--- What you will do ---
Go through the data below and count every line that has the word "DUKO". Return only the count.

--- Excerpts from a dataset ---
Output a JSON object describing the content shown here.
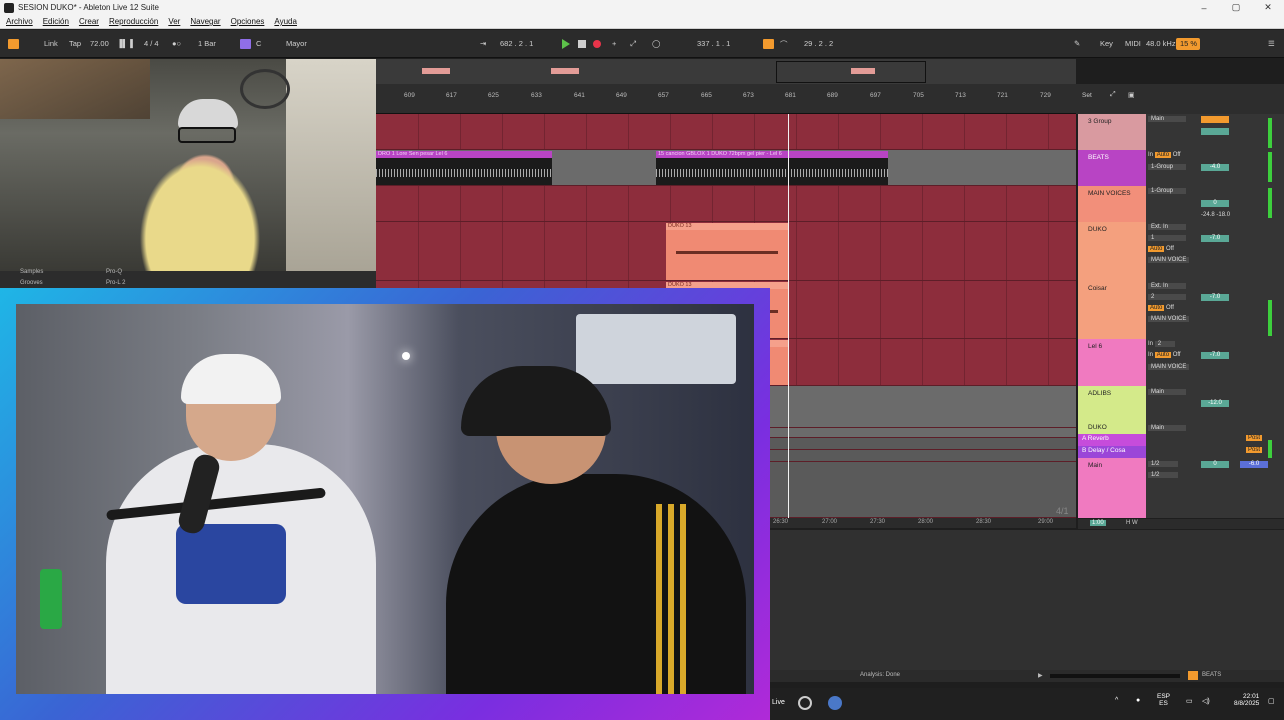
{
  "window": {
    "title": "SESION DUKO* - Ableton Live 12 Suite",
    "controls": [
      "–",
      "▢",
      "✕"
    ]
  },
  "menu": [
    "Archivo",
    "Edición",
    "Crear",
    "Reproducción",
    "Ver",
    "Navegar",
    "Opciones",
    "Ayuda"
  ],
  "controlbar": {
    "link": "Link",
    "tap": "Tap",
    "tempo": "72.00",
    "signature": "4 / 4",
    "quantize": "1 Bar",
    "key": "C",
    "scale": "Mayor",
    "position": "682 .  2 .  1",
    "loop_start": "337 .  1 .  1",
    "loop_length": "29 .  2 .  2",
    "key_label": "Key",
    "midi_label": "MIDI",
    "sample_rate": "48.0 kHz",
    "cpu": "15 %"
  },
  "ruler": {
    "ticks": [
      "609",
      "617",
      "625",
      "633",
      "641",
      "649",
      "657",
      "665",
      "673",
      "681",
      "689",
      "697",
      "705",
      "713",
      "721",
      "729"
    ],
    "set_label": "Set"
  },
  "clips": {
    "beats_clip_1": "DRO 1 Lore Sen pesar Lel 6",
    "beats_clip_2": "15 cancion GBLOX 1 DUKO 72bpm gel pier - Lel 6",
    "duko_clip": "DUKO 13",
    "duko_clip_2": "DUKO 13"
  },
  "tracks": [
    {
      "name": "3 Group",
      "color": "#d99aa0",
      "out": "Main"
    },
    {
      "name": "BEATS",
      "color": "#b844c4",
      "in": "In",
      "mode": "Auto",
      "off": "Off",
      "out": "1-Group",
      "vol": "-4.0"
    },
    {
      "name": "MAIN VOICES",
      "color": "#f28f7a",
      "out": "1-Group",
      "vol": "0",
      "extra": "-24.8",
      "extra2": "-18.0"
    },
    {
      "name": "DUKO",
      "color": "#f4a07e",
      "in": "Ext. In",
      "ch": "1",
      "mode": "Auto",
      "off": "Off",
      "out": "MAIN VOICE",
      "vol": "-7.0"
    },
    {
      "name": "Coisar",
      "color": "#f4a07e",
      "in": "Ext. In",
      "ch": "2",
      "mode": "Auto",
      "off": "Off",
      "out": "MAIN VOICE",
      "vol": "-7.0"
    },
    {
      "name": "Lel 6",
      "color": "#f07ac0",
      "in": "In",
      "ch": "2",
      "mode": "Auto",
      "off": "Off",
      "out": "MAIN VOICE",
      "vol": "-7.0"
    },
    {
      "name": "ADLIBS",
      "color": "#d4ea8a",
      "out": "Main",
      "vol": "-12.0"
    },
    {
      "name": "DUKO",
      "color": "#d4ea8a",
      "out": "Main"
    },
    {
      "name": "A Reverb",
      "color": "#c64cdb",
      "post": "Post"
    },
    {
      "name": "B Delay / Cosa",
      "color": "#9b46d8",
      "post": "Post"
    },
    {
      "name": "Main",
      "color": "#f07ac0",
      "in_main": "1/2",
      "out_main": "1/2",
      "vol": "0",
      "vol2": "-6.0"
    }
  ],
  "mixer_misc": {
    "scroll_label": "4/1",
    "zoom": "1:00",
    "hw": "H  W"
  },
  "bottom_ruler": [
    "26:30",
    "27:00",
    "27:30",
    "28:00",
    "28:30",
    "29:00"
  ],
  "status": {
    "analysis": "Analysis: Done",
    "beats_tag": "BEATS"
  },
  "browser_sliver": {
    "samples": "Samples",
    "grooves": "Grooves",
    "item1": "Pro-Q",
    "item2": "Pro-L 2"
  },
  "taskbar": {
    "lang": "ESP",
    "lang2": "ES",
    "time": "22:01",
    "date": "8/8/2025",
    "live_label": "Live"
  },
  "colors": {
    "track_bg": "#8d2d3c",
    "accent_orange": "#f29a2e",
    "play_green": "#5dc24a",
    "record_red": "#e8344a"
  }
}
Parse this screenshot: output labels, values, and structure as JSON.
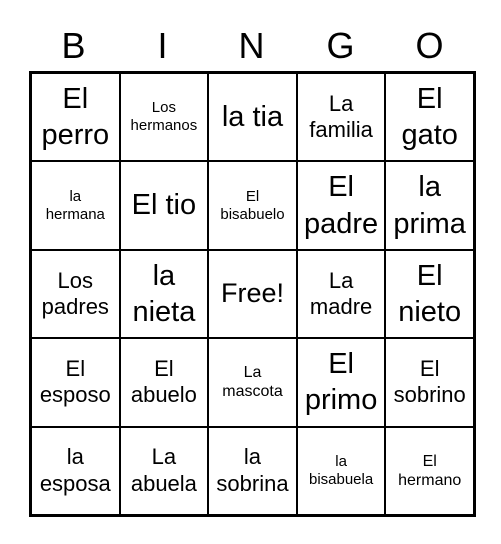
{
  "header": [
    "B",
    "I",
    "N",
    "G",
    "O"
  ],
  "cells": [
    [
      "El perro",
      "Los hermanos",
      "la tia",
      "La familia",
      "El gato"
    ],
    [
      "la hermana",
      "El tio",
      "El bisabuelo",
      "El padre",
      "la prima"
    ],
    [
      "Los padres",
      "la nieta",
      "Free!",
      "La madre",
      "El nieto"
    ],
    [
      "El esposo",
      "El abuelo",
      "La mascota",
      "El primo",
      "El sobrino"
    ],
    [
      "la esposa",
      "La abuela",
      "la sobrina",
      "la bisabuela",
      "El hermano"
    ]
  ]
}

--- Completed task ---
6